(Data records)
'''

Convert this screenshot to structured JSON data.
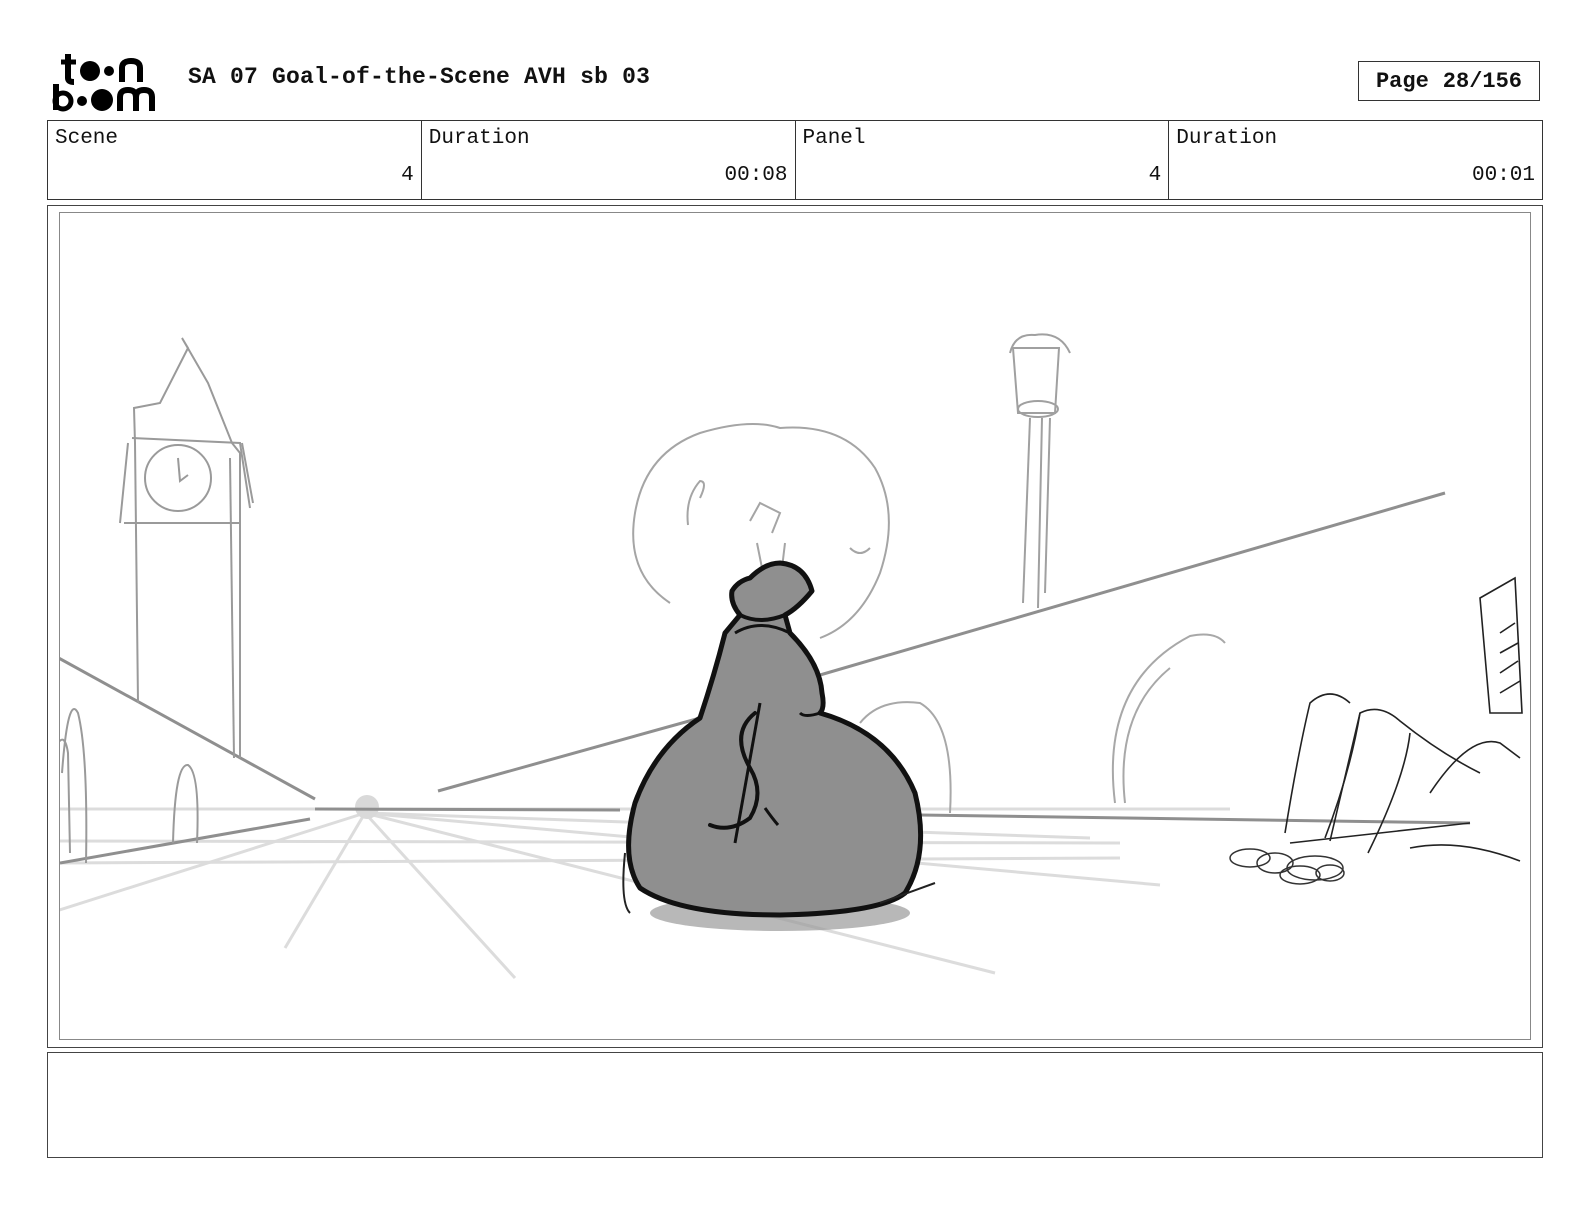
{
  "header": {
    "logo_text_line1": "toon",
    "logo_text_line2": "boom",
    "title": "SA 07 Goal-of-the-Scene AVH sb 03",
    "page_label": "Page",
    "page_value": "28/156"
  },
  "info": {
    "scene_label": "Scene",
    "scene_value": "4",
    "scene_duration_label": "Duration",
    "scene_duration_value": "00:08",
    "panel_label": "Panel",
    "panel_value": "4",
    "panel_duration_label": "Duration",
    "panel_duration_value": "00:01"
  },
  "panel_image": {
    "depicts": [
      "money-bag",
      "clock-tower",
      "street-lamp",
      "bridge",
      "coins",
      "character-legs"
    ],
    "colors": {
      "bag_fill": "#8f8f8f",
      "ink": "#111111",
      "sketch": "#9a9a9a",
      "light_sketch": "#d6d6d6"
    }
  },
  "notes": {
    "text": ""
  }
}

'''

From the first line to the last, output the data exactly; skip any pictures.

Convert this screenshot to structured JSON data.
{
  "header": {
    "logo_text_line1": "toon",
    "logo_text_line2": "boom",
    "title": "SA 07 Goal-of-the-Scene AVH sb 03",
    "page_label": "Page",
    "page_value": "28/156"
  },
  "info": {
    "scene_label": "Scene",
    "scene_value": "4",
    "scene_duration_label": "Duration",
    "scene_duration_value": "00:08",
    "panel_label": "Panel",
    "panel_value": "4",
    "panel_duration_label": "Duration",
    "panel_duration_value": "00:01"
  },
  "panel_image": {
    "depicts": [
      "money-bag",
      "clock-tower",
      "street-lamp",
      "bridge",
      "coins",
      "character-legs"
    ],
    "colors": {
      "bag_fill": "#8f8f8f",
      "ink": "#111111",
      "sketch": "#9a9a9a",
      "light_sketch": "#d6d6d6"
    }
  },
  "notes": {
    "text": ""
  }
}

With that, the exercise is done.